» **THE TASK**
Pull every line that includes the word "美品宣言グループ" out of the data below and copy it.

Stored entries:
##########

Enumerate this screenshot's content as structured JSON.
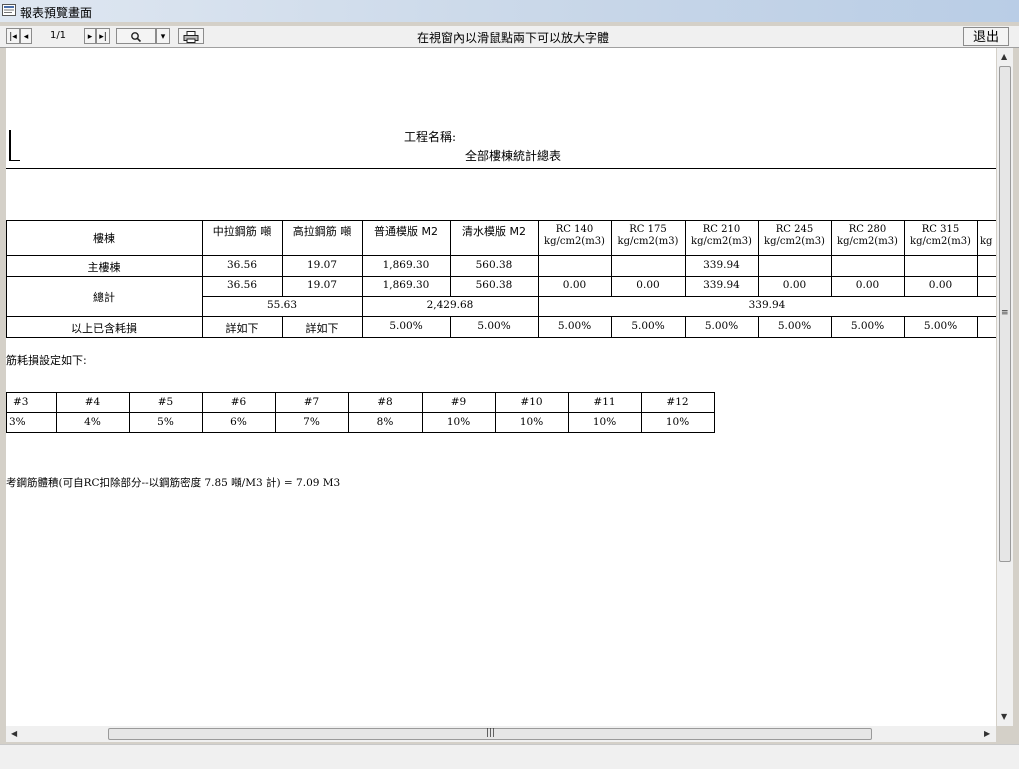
{
  "window": {
    "title": "報表預覽畫面"
  },
  "toolbar": {
    "page_indicator": "1/1",
    "hint": "在視窗內以滑鼠點兩下可以放大字體",
    "exit_label": "退出"
  },
  "report": {
    "project_label": "工程名稱:",
    "subtitle": "全部樓棟統計總表",
    "table1": {
      "headers": [
        "樓棟",
        "中拉鋼筋 噸",
        "高拉鋼筋 噸",
        "普通模版 M2",
        "清水模版 M2",
        "RC 140\nkg/cm2(m3)",
        "RC 175\nkg/cm2(m3)",
        "RC 210\nkg/cm2(m3)",
        "RC 245\nkg/cm2(m3)",
        "RC 280\nkg/cm2(m3)",
        "RC 315\nkg/cm2(m3)",
        "kg"
      ],
      "row_main": {
        "label": "主樓棟",
        "values": [
          "36.56",
          "19.07",
          "1,869.30",
          "560.38",
          "",
          "",
          "339.94",
          "",
          "",
          ""
        ]
      },
      "row_total": {
        "label": "總計",
        "values": [
          "36.56",
          "19.07",
          "1,869.30",
          "560.38",
          "0.00",
          "0.00",
          "339.94",
          "0.00",
          "0.00",
          "0.00"
        ],
        "sums": [
          "55.63",
          "2,429.68",
          "339.94"
        ]
      },
      "row_loss": {
        "label": "以上已含耗損",
        "values": [
          "詳如下",
          "詳如下",
          "5.00%",
          "5.00%",
          "5.00%",
          "5.00%",
          "5.00%",
          "5.00%",
          "5.00%",
          "5.00%"
        ]
      }
    },
    "loss_note": "筋耗損設定如下:",
    "table2": {
      "headers": [
        "#3",
        "#4",
        "#5",
        "#6",
        "#7",
        "#8",
        "#9",
        "#10",
        "#11",
        "#12"
      ],
      "values": [
        "3%",
        "4%",
        "5%",
        "6%",
        "7%",
        "8%",
        "10%",
        "10%",
        "10%",
        "10%"
      ]
    },
    "footer_note": "考鋼筋體積(可自RC扣除部分--以鋼筋密度 7.85 噸/M3 計) = 7.09 M3"
  }
}
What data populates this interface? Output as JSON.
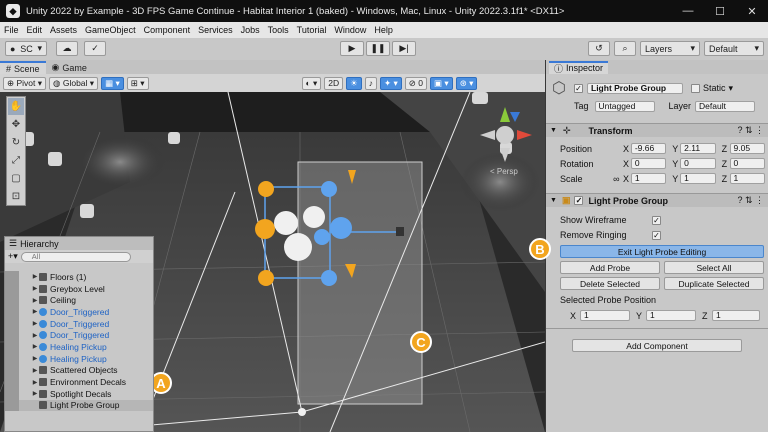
{
  "titlebar": {
    "title": "Unity 2022 by Example - 3D FPS Game Continue - Habitat Interior 1 (baked) - Windows, Mac, Linux - Unity 2022.3.1f1* <DX11>",
    "minimize": "—",
    "maximize": "☐",
    "close": "✕"
  },
  "menu": [
    "File",
    "Edit",
    "Assets",
    "GameObject",
    "Component",
    "Services",
    "Jobs",
    "Tools",
    "Tutorial",
    "Window",
    "Help"
  ],
  "toolbar": {
    "account": "SC",
    "layers": "Layers",
    "layout": "Default"
  },
  "tabs": {
    "scene": "Scene",
    "game": "Game"
  },
  "scenebar": {
    "pivot": "Pivot",
    "global": "Global",
    "mode_2d": "2D"
  },
  "viewport": {
    "persp_label": "< Persp"
  },
  "hierarchy": {
    "title": "Hierarchy",
    "search_placeholder": "All",
    "items": [
      {
        "label": "Floors (1)",
        "blue": false
      },
      {
        "label": "Greybox Level",
        "blue": false
      },
      {
        "label": "Ceiling",
        "blue": false
      },
      {
        "label": "Door_Triggered",
        "blue": true
      },
      {
        "label": "Door_Triggered",
        "blue": true
      },
      {
        "label": "Door_Triggered",
        "blue": true
      },
      {
        "label": "Healing Pickup",
        "blue": true
      },
      {
        "label": "Healing Pickup",
        "blue": true
      },
      {
        "label": "Scattered Objects",
        "blue": false
      },
      {
        "label": "Environment Decals",
        "blue": false
      },
      {
        "label": "Spotlight Decals",
        "blue": false
      },
      {
        "label": "Light Probe Group",
        "blue": false
      }
    ]
  },
  "inspector": {
    "tab": "Inspector",
    "object_name": "Light Probe Group",
    "static_label": "Static",
    "tag_label": "Tag",
    "tag_value": "Untagged",
    "layer_label": "Layer",
    "layer_value": "Default",
    "transform": {
      "title": "Transform",
      "position_label": "Position",
      "px": "-9.66",
      "py": "2.11",
      "pz": "9.05",
      "rotation_label": "Rotation",
      "rx": "0",
      "ry": "0",
      "rz": "0",
      "scale_label": "Scale",
      "sx": "1",
      "sy": "1",
      "sz": "1"
    },
    "lpg": {
      "title": "Light Probe Group",
      "show_wireframe": "Show Wireframe",
      "remove_ringing": "Remove Ringing",
      "exit_editing": "Exit Light Probe Editing",
      "add_probe": "Add Probe",
      "select_all": "Select All",
      "delete_selected": "Delete Selected",
      "duplicate_selected": "Duplicate Selected",
      "selected_probe_position": "Selected Probe Position",
      "sel_x": "1",
      "sel_y": "1",
      "sel_z": "1"
    },
    "add_component": "Add Component"
  },
  "callouts": {
    "a": "A",
    "b": "B",
    "c": "C"
  },
  "colors": {
    "callout": "#f2a51f",
    "probe_orange": "#f2a51f",
    "probe_blue": "#5fa3ee",
    "accent": "#3a79d6"
  }
}
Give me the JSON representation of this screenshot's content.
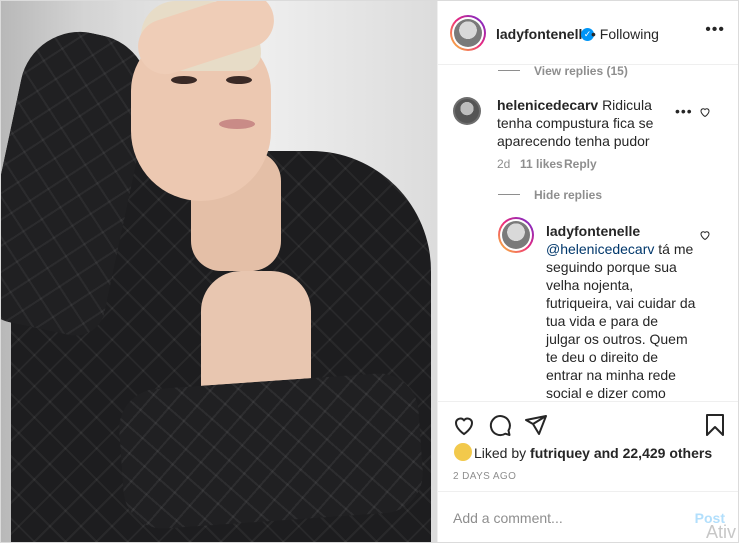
{
  "post": {
    "username": "ladyfontenelle",
    "follow_status": "Following",
    "more_icon": "more-horizontal-icon",
    "verified_icon": "verified-badge-icon"
  },
  "comments": {
    "view_replies": "View replies (15)",
    "comment1": {
      "username": "helenicedecarv",
      "text": "Ridicula tenha compustura fica se aparecendo tenha pudor",
      "age": "2d",
      "likes": "11 likes",
      "reply": "Reply"
    },
    "hide_replies": "Hide replies",
    "reply1": {
      "username": "ladyfontenelle",
      "mention": "@helenicedecarv",
      "text": "tá me seguindo porque sua velha nojenta, futriqueira, vai cuidar da tua vida e para de julgar os outros. Quem te deu o direito de entrar na minha rede social e dizer como devo me comportar. TE MANCA"
    }
  },
  "actions": {
    "like_icon": "heart-icon",
    "comment_icon": "comment-icon",
    "share_icon": "send-icon",
    "save_icon": "bookmark-icon"
  },
  "likes": {
    "prefix": "Liked by",
    "user": "futriquey",
    "suffix": "and 22,429 others"
  },
  "date": "2 DAYS AGO",
  "add_comment": {
    "placeholder": "Add a comment...",
    "post_label": "Post"
  },
  "watermark": "Ativ"
}
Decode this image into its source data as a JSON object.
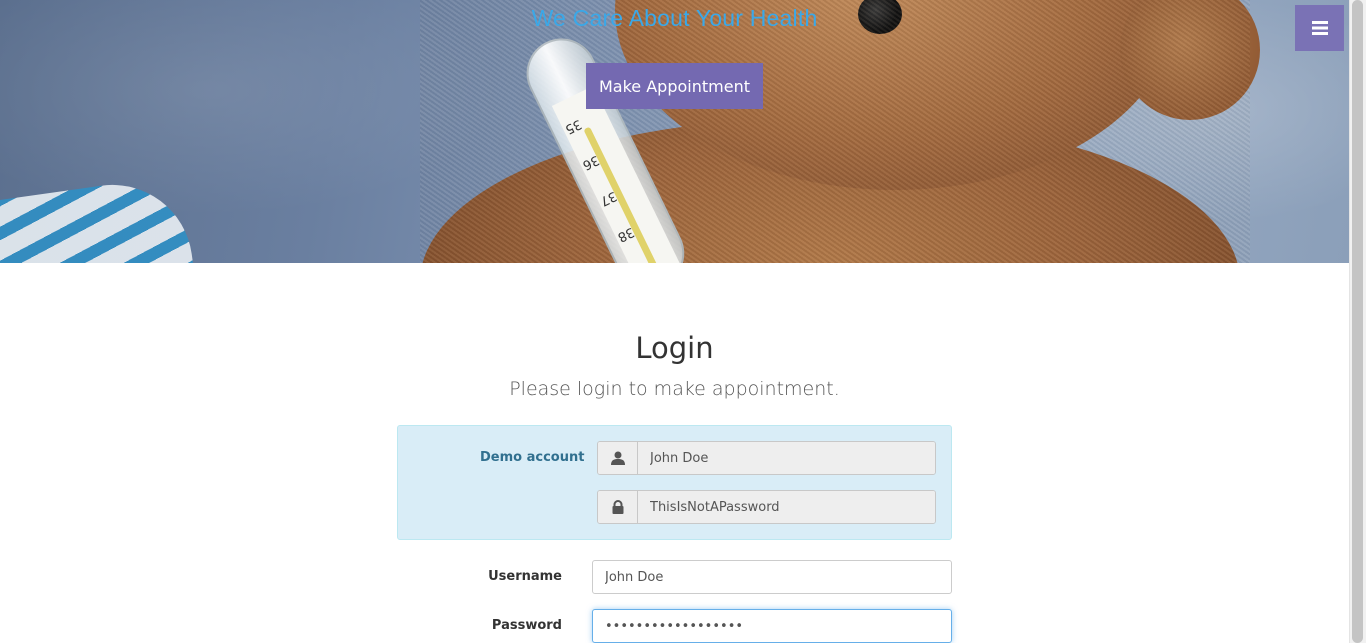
{
  "hero": {
    "title": "We Care About Your Health",
    "appointment_button": "Make Appointment",
    "thermometer_ticks": [
      "35",
      "36",
      "37",
      "38"
    ]
  },
  "nav": {
    "menu_icon": "hamburger-icon"
  },
  "login": {
    "heading": "Login",
    "subheading": "Please login to make appointment.",
    "demo": {
      "label": "Demo account",
      "username": "John Doe",
      "password": "ThisIsNotAPassword",
      "username_icon": "user-icon",
      "password_icon": "lock-icon"
    },
    "username_label": "Username",
    "username_value": "John Doe",
    "password_label": "Password",
    "password_value": "ThisIsNotAPassword"
  },
  "colors": {
    "accent": "#7469b1",
    "title_blue": "#3aa8e8",
    "demo_bg": "#d9edf7",
    "demo_text": "#31708f"
  }
}
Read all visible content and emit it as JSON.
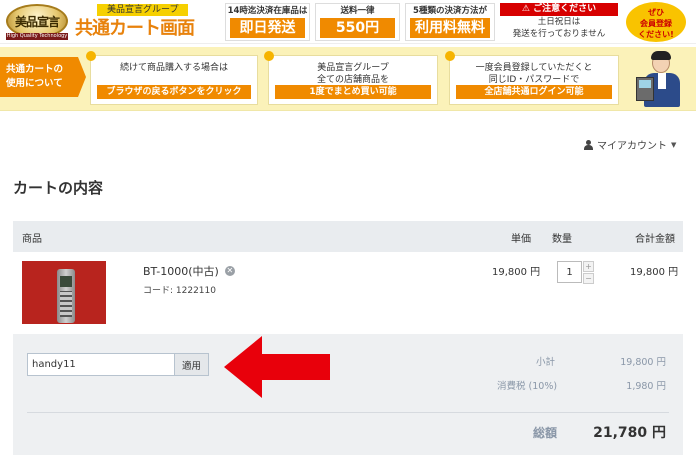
{
  "banner": {
    "logo_text": "美品宣言",
    "logo_ribbon": "High Quality Technology",
    "group_label": "美品宣言グループ",
    "title": "共通カート画面",
    "info1_small": "14時迄決済在庫品は",
    "info1_big": "即日発送",
    "info2_small": "送料一律",
    "info2_big": "550円",
    "info3_small": "5種類の決済方法が",
    "info3_big": "利用料無料",
    "notice_head": "ご注意ください",
    "notice_line1": "土日祝日は",
    "notice_line2": "発送を行っておりません",
    "member_line1": "ぜひ",
    "member_line2": "会員登録",
    "member_line3": "ください!"
  },
  "howto": {
    "label_line1": "共通カートの",
    "label_line2": "使用について",
    "cards": [
      {
        "line1": "続けて商品購入する場合は",
        "line2": "",
        "bar": "ブラウザの戻るボタンをクリック"
      },
      {
        "line1": "美品宣言グループ",
        "line2": "全ての店舗商品を",
        "bar": "1度でまとめ買い可能"
      },
      {
        "line1": "一度会員登録していただくと",
        "line2": "同じID・パスワードで",
        "bar": "全店舗共通ログイン可能"
      }
    ]
  },
  "account": {
    "label": "マイアカウント"
  },
  "cart": {
    "title": "カートの内容",
    "headers": {
      "product": "商品",
      "price": "単価",
      "qty": "数量",
      "total": "合計金額"
    },
    "item": {
      "name": "BT-1000(中古)",
      "code": "コード: 1222110",
      "unit_price": "19,800 円",
      "qty": "1",
      "line_total": "19,800 円"
    },
    "coupon": {
      "value": "handy11",
      "apply_label": "適用"
    },
    "summary": {
      "subtotal_label": "小計",
      "subtotal_value": "19,800 円",
      "tax_label": "消費税 (10%)",
      "tax_value": "1,980 円",
      "total_label": "総額",
      "total_value": "21,780 円"
    }
  },
  "colors": {
    "accent": "#f08a00",
    "arrow": "#e8000b",
    "notice": "#d70000"
  }
}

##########

» **SOLUTION FOR THIS EXERCISE**
    "group_label": "美品宣言グループ",
        "line1": "美品宣言グループ",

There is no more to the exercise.